He died unashamed and having, as usual, a great time.

A few weeks ago, the denizens of and I rented a phalanx of wheel
chairs and rode them with him into the House of Blues on Sunset Strip, a
place that likely had never seen fifteen people in wheel chairs before.
After a truly merry time, we were headed back to his house and on the way
came within a smile of Tim Leary's Last Bust.

We cruised west on Sunset. And the sun was setting. The top was down on my
metallic mauve rent-a-convertible. A couple of the web girls, Trudy and
Camilla, were sitting on the trunk like psychedelic prom queens,
shoop-de-booping to the funk station on the radio, volume at eleven. Both
the girls were beautiful, Trudy like a character from Neuromancer, Camilla
like a character from Botticelli.
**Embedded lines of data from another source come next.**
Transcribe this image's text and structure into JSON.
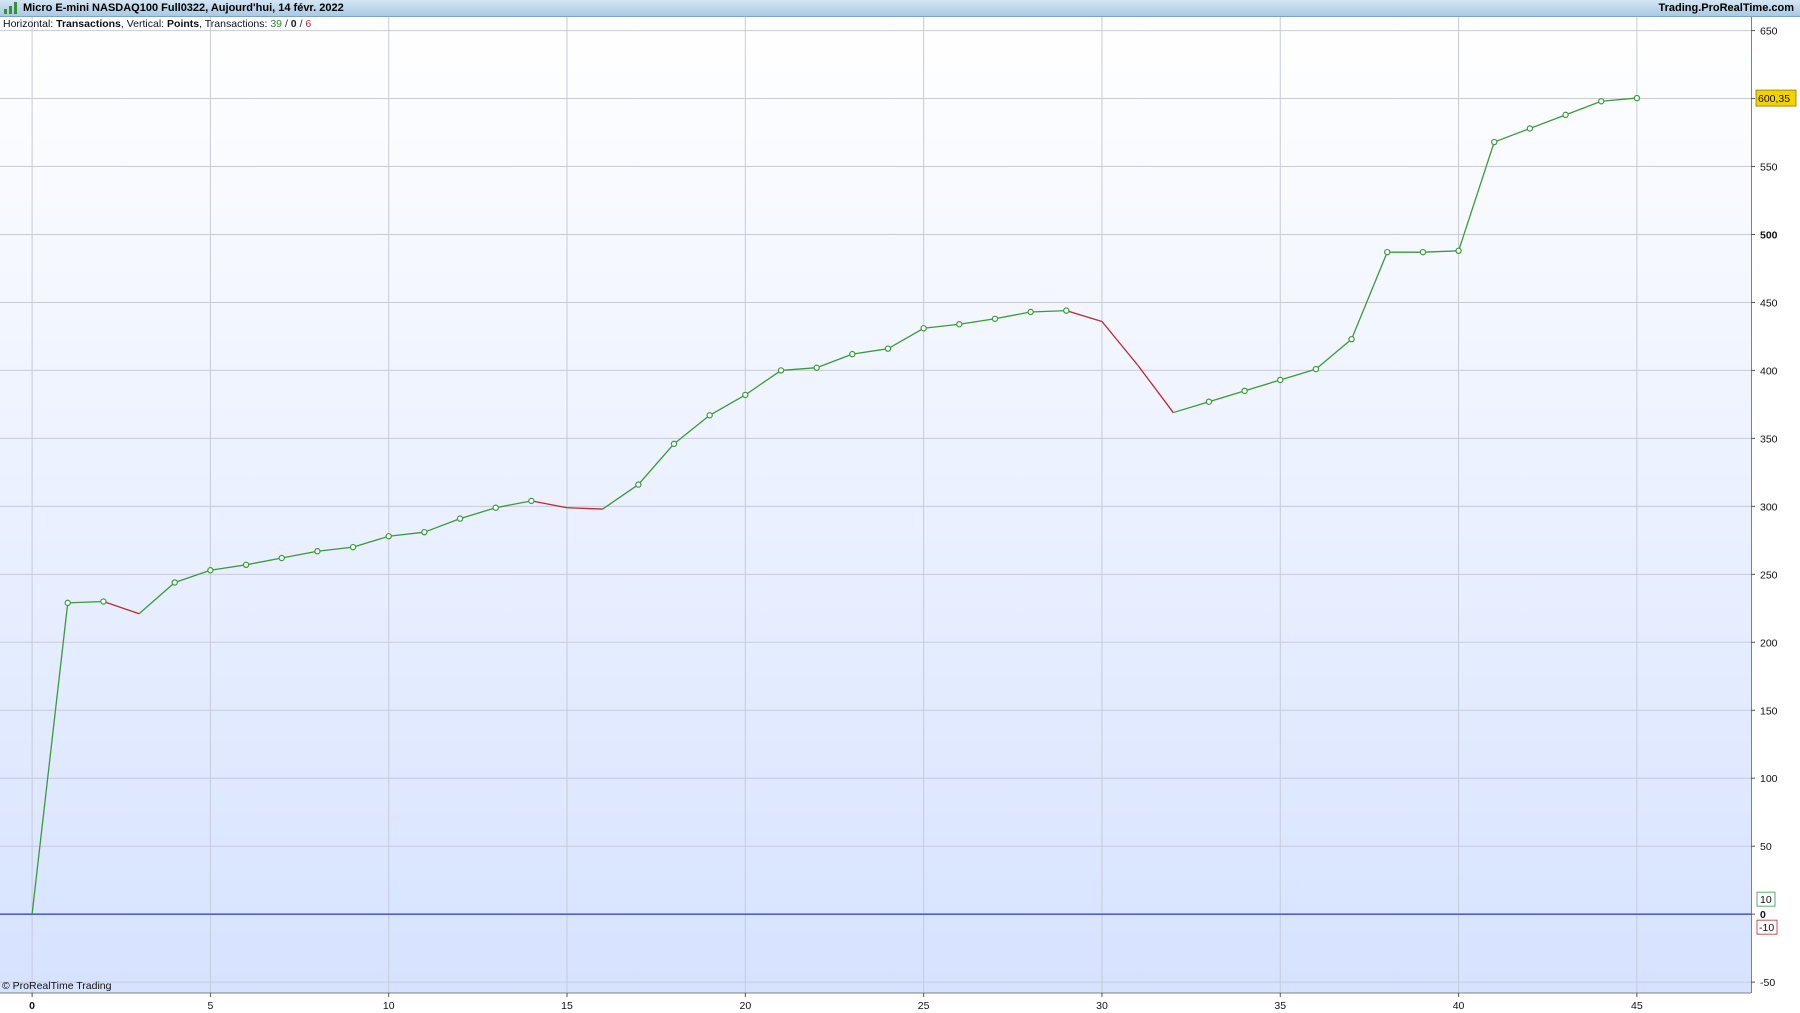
{
  "window": {
    "title": "Micro E-mini NASDAQ100 Full0322, Aujourd'hui, 14 févr. 2022",
    "brand": "Trading.ProRealTime.com"
  },
  "info": {
    "horizontal_label": "Horizontal:",
    "horizontal_value": "Transactions",
    "vertical_label": "Vertical:",
    "vertical_value": "Points",
    "transactions_label": "Transactions:",
    "wins": "39",
    "neutral": "0",
    "losses": "6",
    "sep": "/"
  },
  "footer": {
    "copyright": "© ProRealTime Trading"
  },
  "colors": {
    "up": "#3a9a3a",
    "down": "#c0282d",
    "zero_line": "#4a64c8",
    "grid": "#c6cbd6",
    "last_badge_bg": "#f2d200"
  },
  "chart_data": {
    "type": "line",
    "x": [
      0,
      1,
      2,
      3,
      4,
      5,
      6,
      7,
      8,
      9,
      10,
      11,
      12,
      13,
      14,
      15,
      16,
      17,
      18,
      19,
      20,
      21,
      22,
      23,
      24,
      25,
      26,
      27,
      28,
      29,
      30,
      31,
      32,
      33,
      34,
      35,
      36,
      37,
      38,
      39,
      40,
      41,
      42,
      43,
      44,
      45
    ],
    "values": [
      0,
      229,
      230,
      221,
      244,
      253,
      257,
      262,
      267,
      270,
      278,
      281,
      291,
      299,
      304,
      299,
      298,
      316,
      346,
      367,
      382,
      400,
      402,
      412,
      416,
      431,
      434,
      438,
      443,
      444,
      436,
      404,
      369,
      377,
      385,
      393,
      401,
      423,
      487,
      487,
      488,
      568,
      578,
      588,
      598,
      600.35
    ],
    "xlim": [
      -0.9,
      48.2
    ],
    "ylim": [
      -58,
      660
    ],
    "x_ticks": [
      0,
      5,
      10,
      15,
      20,
      25,
      30,
      35,
      40,
      45
    ],
    "y_ticks": [
      -50,
      0,
      50,
      100,
      150,
      200,
      250,
      300,
      350,
      400,
      450,
      500,
      550,
      600,
      650
    ],
    "y_ticks_bold": [
      0,
      500
    ],
    "last_value_label": "600,35",
    "zero_badges": {
      "above": "10",
      "below": "-10"
    },
    "grid": true
  }
}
The air was sweet and soft as a negligee
on our faces, and the light had that elegiac quality that makes people think
LA might not be so bad after all.

Timmy gave me a high five and grinned. "Life is good!" he shouted over the
music. As I looked up to meet his raised hand, I saw in my rear view mirror,
past the swaying torsos of the girls, the rotating reds of a real Beverly
Hills cop.
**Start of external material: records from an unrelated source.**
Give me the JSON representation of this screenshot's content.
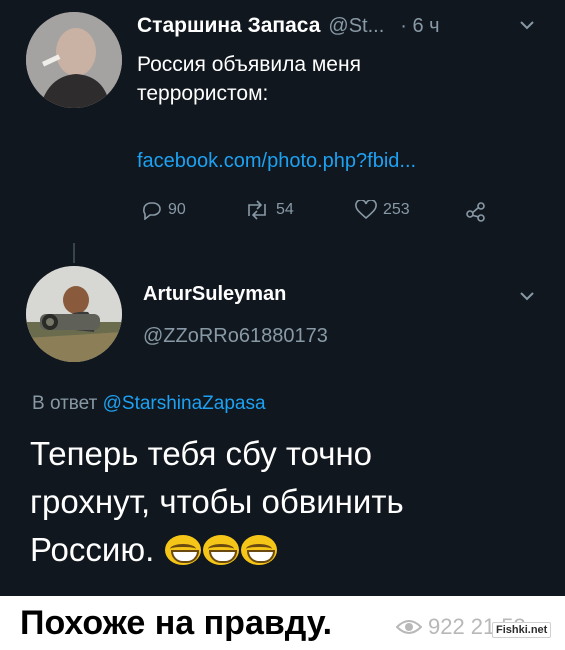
{
  "tweet": {
    "author_name": "Старшина Запаса",
    "author_handle": "@St...",
    "time": "· 6 ч",
    "text_line1": "Россия объявила меня",
    "text_line2": "террористом:",
    "link": "facebook.com/photo.php?fbid...",
    "replies": "90",
    "retweets": "54",
    "likes": "253"
  },
  "reply": {
    "author_name": "ArturSuleyman",
    "author_handle": "@ZZoRRo61880173",
    "reply_prefix": "В ответ",
    "reply_to": "@StarshinaZapasa",
    "text_line1": "Теперь тебя сбу точно",
    "text_line2": "грохнут, чтобы обвинить",
    "text_line3": "Россию.",
    "emoji_count": 3
  },
  "post": {
    "caption": "Похоже на правду.",
    "views": "922",
    "time_partial": "21:53",
    "watermark": "Fishki.net"
  },
  "colors": {
    "background": "#10171e",
    "link": "#1da1f2",
    "muted": "#8899a6"
  }
}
Of course we were in possession of several of those substances that we
considered safe and effective but which this culture, in another of its
dangerous madnesses, has declared lethal, probably to distract heat from
its own deadly drugs of choice. Furthermore, I had only recently paid an
astonishingly steep California fine for allowing a friend to stand up
through the sunroof of a car I was driving.
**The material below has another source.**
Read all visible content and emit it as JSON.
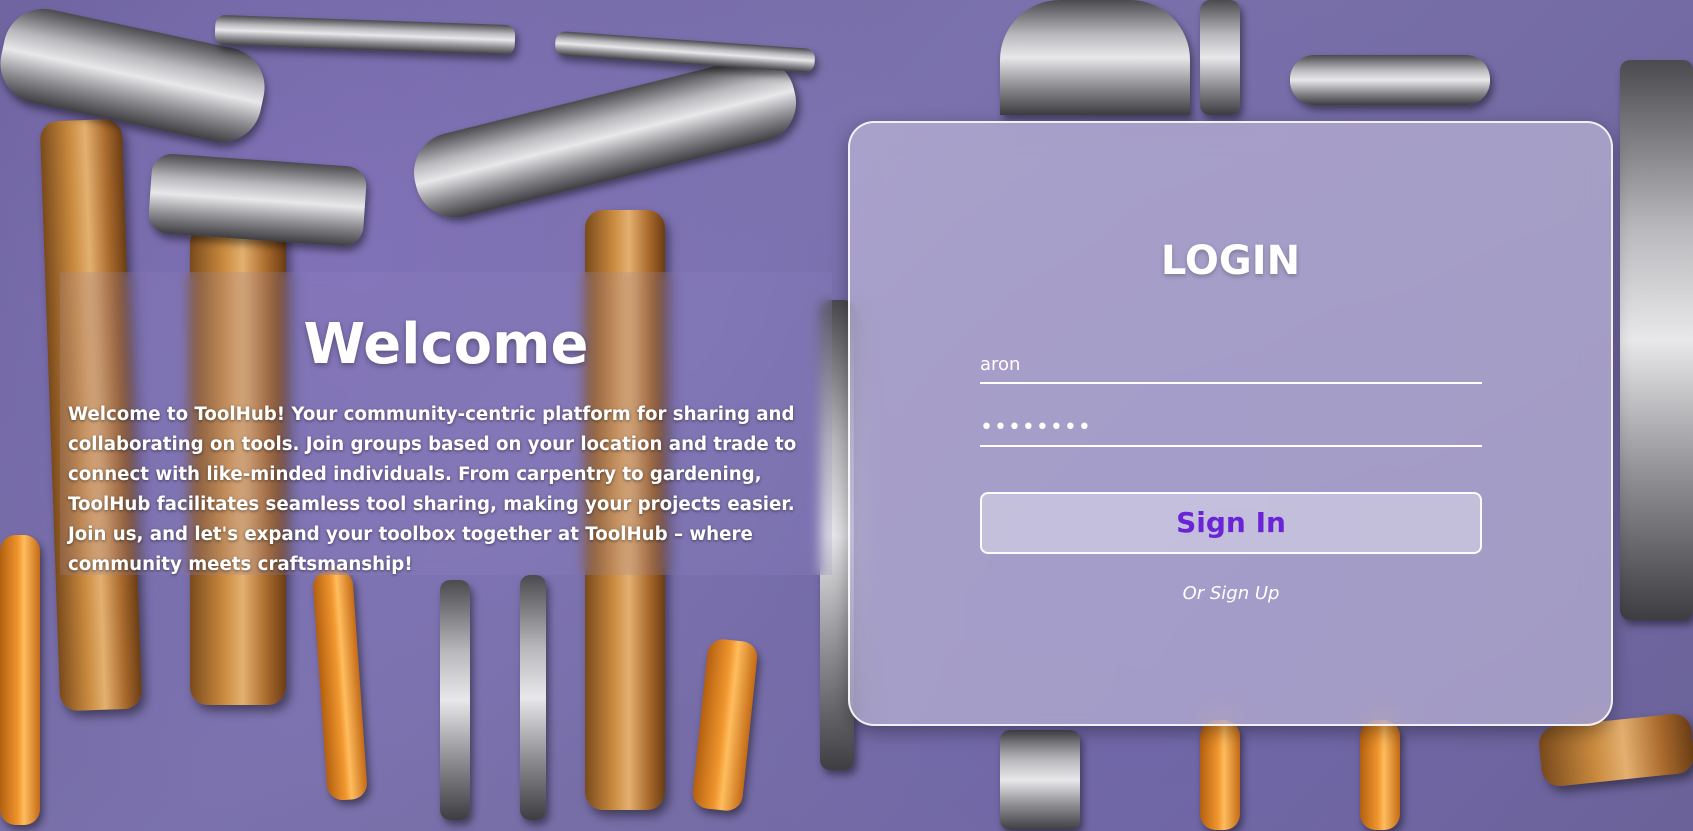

He pulled us over in front of the Beverly Hills Hotel. He looked like an
Eagle Scout.

"Officer," I said, nodding back at the still improperly seated girls, "I
know what we were doing was wrong. But you see, my friend here is dying,
and we're trying to show him a good time." Timmy, without saying anything,
smiled sheepishly at the cop and nodded, caught in the act.

He looked like hell but he sure looked happy.

The officer gazed into Timmy's beatific skull-face and lost his starch.
"Well," he said to the girls, "I'd be lying if I didn't say that looks like
fun, but just because he's dying doesn't mean you should.  Now get down in
the seat and buckle up and I'll let you go." I felt like honest death had
just made one of its first converts.

In thirty years of following Tim Leary around, he's given me some wonderful
and hair-raising moments. He has been father, anti-father, partner-in-crime,
and devout fellow-worshipper of all that is female in this world. We loved
each other, and shared more memories than I will ever relate. But I think
the look he gave that cop is the memory I will cherish most.

As usual he was "cocking snooks at authority," as Aldous Huxley once accused
him. But he was doing it, also as usual, with wit. And with love.

America managed to forgive Richard Nixon when he died. I hope they will
extend the same amnesty to a real hero, Dr. Timothy Leary.


John Perry

---  --- --- --- --- --- --- --- --- --- --- --- --- --- --- --- ---
A great TV commercial from one of the life insurance companies. It's
brave like Barlow's piece is brave. On the day after you die... The
phone will ring. Birds will sing and the sun will shine. It'll rain
somewhere. People will make love. Yeah! But your chair will be empty.

Events like this remind me that it's always the right time to have fun.

Life is an artform! Leary taught us that. Let's not forget.

Like Leary, I want to lead a designer life. Be true to yourself. That's
what he said. That's how you have fun! The man proved it.


Dave Winer

PS: Leary's website:

Barlow's Website: <>

prev [=] prev © 1996 Peter Langston []